- _RECORD EXTRACTS_:
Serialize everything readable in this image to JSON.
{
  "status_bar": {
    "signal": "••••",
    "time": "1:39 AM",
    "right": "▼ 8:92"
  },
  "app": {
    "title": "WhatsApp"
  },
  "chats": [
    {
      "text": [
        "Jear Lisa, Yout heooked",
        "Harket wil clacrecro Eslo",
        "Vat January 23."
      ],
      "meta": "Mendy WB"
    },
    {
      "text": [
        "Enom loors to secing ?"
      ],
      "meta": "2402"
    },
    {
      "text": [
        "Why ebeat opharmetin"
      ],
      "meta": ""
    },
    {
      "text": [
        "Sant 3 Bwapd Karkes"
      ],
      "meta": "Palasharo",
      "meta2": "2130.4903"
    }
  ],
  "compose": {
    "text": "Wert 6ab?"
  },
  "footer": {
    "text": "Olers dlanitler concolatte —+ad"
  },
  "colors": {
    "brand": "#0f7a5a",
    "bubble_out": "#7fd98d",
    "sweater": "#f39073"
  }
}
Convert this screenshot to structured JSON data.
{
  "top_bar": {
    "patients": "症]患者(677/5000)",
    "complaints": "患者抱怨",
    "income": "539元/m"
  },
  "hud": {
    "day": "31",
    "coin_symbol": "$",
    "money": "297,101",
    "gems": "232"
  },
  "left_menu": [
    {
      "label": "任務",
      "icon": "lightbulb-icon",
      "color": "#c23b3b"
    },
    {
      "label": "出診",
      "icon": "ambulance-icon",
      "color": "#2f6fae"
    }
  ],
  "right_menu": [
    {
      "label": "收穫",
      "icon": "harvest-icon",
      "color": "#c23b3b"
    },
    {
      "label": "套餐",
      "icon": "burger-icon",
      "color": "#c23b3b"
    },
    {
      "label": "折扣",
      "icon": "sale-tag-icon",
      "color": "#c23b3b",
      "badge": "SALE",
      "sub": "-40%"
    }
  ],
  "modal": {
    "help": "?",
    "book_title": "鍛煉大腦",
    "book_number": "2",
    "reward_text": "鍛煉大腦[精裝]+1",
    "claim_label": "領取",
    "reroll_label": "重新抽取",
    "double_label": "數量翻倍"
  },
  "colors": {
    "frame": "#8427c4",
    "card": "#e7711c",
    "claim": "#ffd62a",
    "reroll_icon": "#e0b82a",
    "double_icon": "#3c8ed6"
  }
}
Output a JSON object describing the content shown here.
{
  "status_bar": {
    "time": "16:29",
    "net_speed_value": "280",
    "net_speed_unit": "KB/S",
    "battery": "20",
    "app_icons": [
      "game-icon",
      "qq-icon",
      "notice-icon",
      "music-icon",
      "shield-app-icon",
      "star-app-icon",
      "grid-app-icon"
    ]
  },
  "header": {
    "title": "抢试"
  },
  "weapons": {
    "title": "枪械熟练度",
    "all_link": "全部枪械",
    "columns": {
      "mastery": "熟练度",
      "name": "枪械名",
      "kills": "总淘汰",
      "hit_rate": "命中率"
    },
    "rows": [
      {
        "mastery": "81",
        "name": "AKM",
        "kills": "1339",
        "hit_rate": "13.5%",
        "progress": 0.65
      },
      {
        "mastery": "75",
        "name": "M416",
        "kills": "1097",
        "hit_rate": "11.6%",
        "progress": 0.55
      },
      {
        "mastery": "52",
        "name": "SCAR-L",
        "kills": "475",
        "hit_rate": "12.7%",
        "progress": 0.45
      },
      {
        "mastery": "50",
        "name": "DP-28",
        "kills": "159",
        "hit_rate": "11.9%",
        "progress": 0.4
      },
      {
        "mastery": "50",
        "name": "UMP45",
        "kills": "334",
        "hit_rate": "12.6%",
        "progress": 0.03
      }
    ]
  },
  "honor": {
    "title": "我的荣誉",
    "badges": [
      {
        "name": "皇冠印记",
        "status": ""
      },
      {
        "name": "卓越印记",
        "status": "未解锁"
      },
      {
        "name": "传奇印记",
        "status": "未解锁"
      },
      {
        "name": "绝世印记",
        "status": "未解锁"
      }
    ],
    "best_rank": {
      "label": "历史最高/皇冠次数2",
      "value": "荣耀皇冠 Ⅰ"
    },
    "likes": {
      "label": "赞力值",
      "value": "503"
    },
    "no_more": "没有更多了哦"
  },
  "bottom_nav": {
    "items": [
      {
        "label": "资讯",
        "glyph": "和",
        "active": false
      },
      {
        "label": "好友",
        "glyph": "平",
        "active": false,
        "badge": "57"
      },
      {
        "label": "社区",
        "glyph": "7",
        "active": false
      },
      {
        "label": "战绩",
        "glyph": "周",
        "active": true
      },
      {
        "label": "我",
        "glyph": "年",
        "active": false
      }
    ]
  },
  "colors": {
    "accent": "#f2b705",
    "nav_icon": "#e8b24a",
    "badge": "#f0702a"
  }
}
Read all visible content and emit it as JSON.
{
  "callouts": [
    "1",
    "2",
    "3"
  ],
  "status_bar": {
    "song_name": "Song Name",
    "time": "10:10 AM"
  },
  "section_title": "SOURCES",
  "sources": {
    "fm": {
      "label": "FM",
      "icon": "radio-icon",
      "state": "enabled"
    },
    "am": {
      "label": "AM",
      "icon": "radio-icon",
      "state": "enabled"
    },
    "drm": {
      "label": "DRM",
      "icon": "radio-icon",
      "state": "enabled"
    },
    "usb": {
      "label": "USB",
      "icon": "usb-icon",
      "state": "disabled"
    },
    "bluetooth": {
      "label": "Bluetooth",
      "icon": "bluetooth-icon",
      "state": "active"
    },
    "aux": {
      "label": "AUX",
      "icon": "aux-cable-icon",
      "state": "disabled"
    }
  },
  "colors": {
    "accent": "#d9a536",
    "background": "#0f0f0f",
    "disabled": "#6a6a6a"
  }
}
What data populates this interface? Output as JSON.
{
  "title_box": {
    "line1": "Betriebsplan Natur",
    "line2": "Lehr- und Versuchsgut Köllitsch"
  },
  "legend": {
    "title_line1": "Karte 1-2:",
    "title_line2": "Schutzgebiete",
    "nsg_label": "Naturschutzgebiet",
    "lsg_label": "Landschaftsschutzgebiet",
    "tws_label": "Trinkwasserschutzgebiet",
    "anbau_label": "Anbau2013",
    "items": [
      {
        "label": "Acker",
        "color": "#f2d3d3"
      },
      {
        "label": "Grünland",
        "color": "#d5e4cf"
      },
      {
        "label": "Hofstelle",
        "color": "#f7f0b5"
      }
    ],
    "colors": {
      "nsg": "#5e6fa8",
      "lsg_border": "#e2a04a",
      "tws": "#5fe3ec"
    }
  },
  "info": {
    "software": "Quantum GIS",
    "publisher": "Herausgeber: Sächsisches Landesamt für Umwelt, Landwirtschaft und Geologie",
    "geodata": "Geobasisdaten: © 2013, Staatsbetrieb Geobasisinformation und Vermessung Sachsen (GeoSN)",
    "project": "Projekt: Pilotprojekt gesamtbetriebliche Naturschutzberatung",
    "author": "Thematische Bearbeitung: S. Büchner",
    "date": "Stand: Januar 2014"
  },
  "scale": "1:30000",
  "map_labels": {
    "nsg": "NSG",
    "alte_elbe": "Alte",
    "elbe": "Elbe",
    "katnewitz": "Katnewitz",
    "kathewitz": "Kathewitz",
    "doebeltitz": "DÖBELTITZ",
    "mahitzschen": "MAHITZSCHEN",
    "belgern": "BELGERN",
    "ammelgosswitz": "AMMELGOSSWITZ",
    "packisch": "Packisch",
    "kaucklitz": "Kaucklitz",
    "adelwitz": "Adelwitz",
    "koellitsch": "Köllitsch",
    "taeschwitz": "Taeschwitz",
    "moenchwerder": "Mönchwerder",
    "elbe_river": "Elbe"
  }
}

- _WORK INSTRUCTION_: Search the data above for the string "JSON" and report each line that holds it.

- _PROBLEM SOLUTION_:
Serialize everything readable in this image to JSON.
Convert this screenshot to structured JSON data.
Output a JSON object describing the content shown here.
Read all visible content and emit it as JSON.
What data populates this interface? Output as JSON.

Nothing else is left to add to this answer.